LANGFITT: Absolutely. What Putin would want, I think, is a buffer between Russia and the European Union and NATO nations. And European cohesion is definitely his enemy. But it's interesting here, Ari, because, you know, since the end of the Cold War, NATO's been in a rolling identity crisis. Who is the enemy? What's the purpose? And if you talk to people in Brussels, they often kind of half joke that the Russian annexation of Crimea in 2014 was hugely beneficial to NATO because it gave it a focus. And so if there were some kind of invasion by the Russians, it actually could lead to an arms race, actually draw NATO nations closer together and can actually create more problems long term for Vladimir Putin.

SHAPIRO: That is NPR's Frank Langfitt in London, Eleanor Beardsley in Paris and Rob Schmitz, whose home base is Berlin. Thanks to all three of you.

LANGFITT: Happy to do it, Ari.

BEARDSLEY: Thank you, Ari.

SCHMITZ: Thanks. Transcript provided by NPR, Copyright NPR.

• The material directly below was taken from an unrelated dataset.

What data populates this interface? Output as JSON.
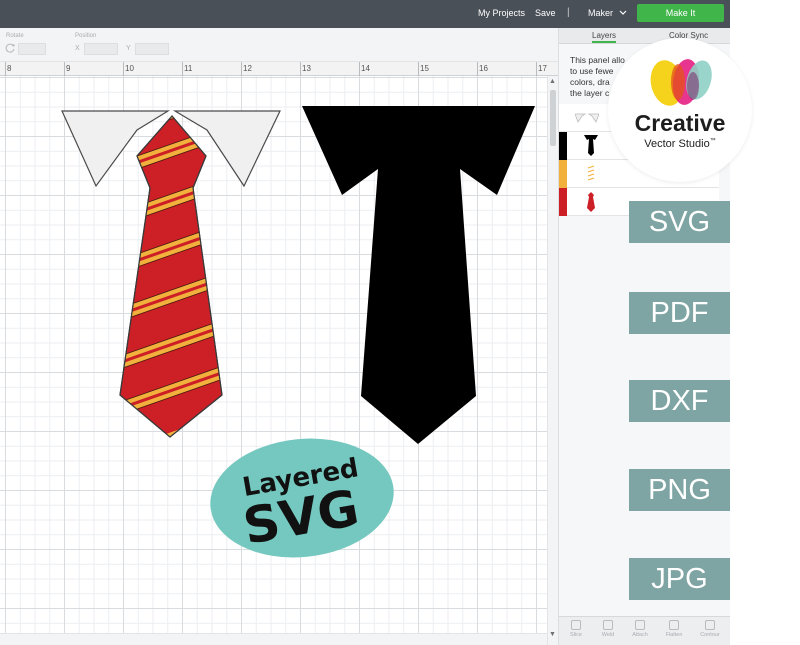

Rob Schmitz is NPR's international correspondent based in Berlin, where he covers the human stories of a vast region reckoning with its past while it tries to guide the world toward a brighter future. From his base in the heart of Europe, Schmitz has covered Germany's levelheaded management of the COVID-19 pandemic, the rise of right-wing nationalist politics in Poland and creeping Chinese government influence inside the Czech Republic.
Frank Langfitt is NPR's London correspondent. He covers the UK and Ireland, as well as stories elsewhere in Europe.
Eleanor Beardsley began reporting from France for NPR in 2004 as a freelance journalist, following all aspects of French society, politics, economics, culture and gastronomy. Since then, she has steadily worked her way to becoming an integral part of the NPR Europe reporting team.
Ari Shapiro has been one of the hosts of All Things Considered, NPR's award-winning afternoon newsmagazine, since 2015. During his first two years on the program, listenership to All Things Considered grew at an unprecedented rate, with more people tuning in during a typical quarter-hour than any other program on the radio.